§ Supplied records:
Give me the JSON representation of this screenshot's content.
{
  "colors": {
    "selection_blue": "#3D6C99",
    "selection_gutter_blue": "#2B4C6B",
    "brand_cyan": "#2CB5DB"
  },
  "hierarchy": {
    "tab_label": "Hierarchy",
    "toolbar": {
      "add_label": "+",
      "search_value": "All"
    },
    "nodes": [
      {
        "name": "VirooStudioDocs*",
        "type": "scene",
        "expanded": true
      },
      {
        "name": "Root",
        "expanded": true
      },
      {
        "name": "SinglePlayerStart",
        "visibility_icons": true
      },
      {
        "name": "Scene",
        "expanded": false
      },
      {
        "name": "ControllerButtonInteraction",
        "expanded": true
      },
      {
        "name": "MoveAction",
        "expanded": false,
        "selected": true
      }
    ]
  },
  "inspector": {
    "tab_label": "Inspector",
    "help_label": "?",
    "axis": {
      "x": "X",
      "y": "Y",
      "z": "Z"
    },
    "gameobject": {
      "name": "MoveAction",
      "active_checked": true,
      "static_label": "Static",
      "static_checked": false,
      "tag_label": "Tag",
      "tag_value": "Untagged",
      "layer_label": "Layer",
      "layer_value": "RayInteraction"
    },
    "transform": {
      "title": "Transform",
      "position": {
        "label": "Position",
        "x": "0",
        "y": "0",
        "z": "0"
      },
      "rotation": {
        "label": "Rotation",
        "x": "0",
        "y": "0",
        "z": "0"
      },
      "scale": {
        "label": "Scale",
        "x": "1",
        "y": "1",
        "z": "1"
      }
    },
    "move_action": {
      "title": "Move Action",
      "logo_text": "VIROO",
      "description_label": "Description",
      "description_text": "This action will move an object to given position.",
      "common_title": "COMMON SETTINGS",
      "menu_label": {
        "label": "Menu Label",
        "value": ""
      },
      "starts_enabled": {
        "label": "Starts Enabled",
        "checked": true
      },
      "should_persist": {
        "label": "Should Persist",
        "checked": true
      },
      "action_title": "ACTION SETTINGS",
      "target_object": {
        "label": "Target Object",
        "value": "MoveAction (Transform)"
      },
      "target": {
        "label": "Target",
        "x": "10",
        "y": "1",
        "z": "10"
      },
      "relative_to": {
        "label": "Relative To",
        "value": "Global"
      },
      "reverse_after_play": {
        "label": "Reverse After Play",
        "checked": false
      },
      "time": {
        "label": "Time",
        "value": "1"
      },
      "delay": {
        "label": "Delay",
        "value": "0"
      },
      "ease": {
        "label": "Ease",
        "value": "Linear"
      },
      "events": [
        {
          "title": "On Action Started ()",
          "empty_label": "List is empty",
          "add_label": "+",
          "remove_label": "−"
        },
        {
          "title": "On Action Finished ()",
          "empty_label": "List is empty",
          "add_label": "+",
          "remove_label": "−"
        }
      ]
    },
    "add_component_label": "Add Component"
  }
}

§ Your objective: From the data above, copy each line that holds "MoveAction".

§ Written solution:
        "name": "MoveAction",
      "name": "MoveAction",
        "value": "MoveAction (Transform)"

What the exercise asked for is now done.